DORSET County Council is reviewing its verge cutting after being caught out with a wet winter and mild spring – telling residents the state they have been left in recently is “unacceptable”.
The news comes after residents in Verwood complained that not only had verges not been cut soon enough but that when they had been they were left in a shocking state.
Both East Dorset District Council and Dorset County Council are responsible for verge cutting, with the county responsible for the main roads.
County council leader Spencer Flower, who lives in Verwood, said: “We cannot have a repeat of last year.
“We realise that grass cutting has fallen short of standards which are acceptable.”

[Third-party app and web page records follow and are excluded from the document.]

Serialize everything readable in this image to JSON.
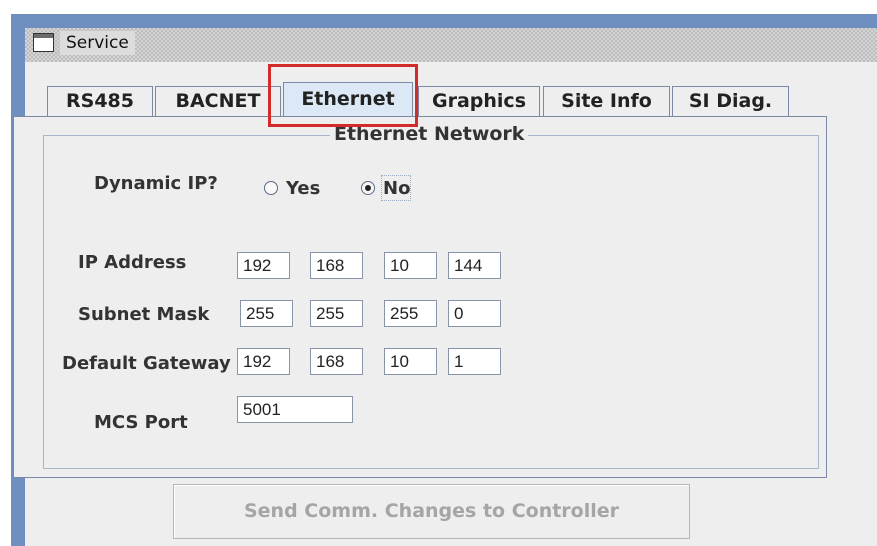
{
  "window": {
    "title": "Service",
    "icon": "window-icon"
  },
  "tabs": [
    {
      "label": "RS485",
      "active": false
    },
    {
      "label": "BACNET",
      "active": false
    },
    {
      "label": "Ethernet",
      "active": true
    },
    {
      "label": "Graphics",
      "active": false
    },
    {
      "label": "Site Info",
      "active": false
    },
    {
      "label": "SI Diag.",
      "active": false
    }
  ],
  "group": {
    "title": "Ethernet Network"
  },
  "dynamic_ip": {
    "label": "Dynamic IP?",
    "options": [
      {
        "label": "Yes",
        "selected": false
      },
      {
        "label": "No",
        "selected": true
      }
    ]
  },
  "ip_address": {
    "label": "IP Address",
    "octets": [
      "192",
      "168",
      "10",
      "144"
    ]
  },
  "subnet_mask": {
    "label": "Subnet Mask",
    "octets": [
      "255",
      "255",
      "255",
      "0"
    ]
  },
  "default_gateway": {
    "label": "Default Gateway",
    "octets": [
      "192",
      "168",
      "10",
      "1"
    ]
  },
  "mcs_port": {
    "label": "MCS Port",
    "value": "5001"
  },
  "send_button": {
    "label": "Send Comm. Changes to Controller",
    "enabled": false
  },
  "colors": {
    "highlight": "#d32a2a",
    "active_tab": "#dce8f5",
    "window_frame": "#6e8fc0"
  }
}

He added: “Three years ago, following cuts in government funding, we reduced funding for highway verge cutting as part of a wider plan to save £60 million in revenue costs each year.
“The reduced frequency of the cuts, coupled with the wettest winter on record and the mild spring weather has resulted in a poor service for many locations.
“On behalf of the council I wish to apologise to our residents for the poor standards they have experienced so far this year.”
The county council has pledged to put an extra £100,000 in the verge cutting budget this year, and will pay particular attention to road junctions where long grass can obscure drivers’ view of oncoming traffic and pose a hazard.
Officers are also looking into whether the cuttings can be used for animal feed to make it sustainable, and seeing how best to adhere to wildlife guidelines laid down as part of the the Living verges Partnership.
Cllr Flower added: “We want to make the verge cutting programme more environmentally friendly and financially sustainable, supporting wildlife and also looking at ways we can use the cuttings for animal feed or as fuel for renewable energy.”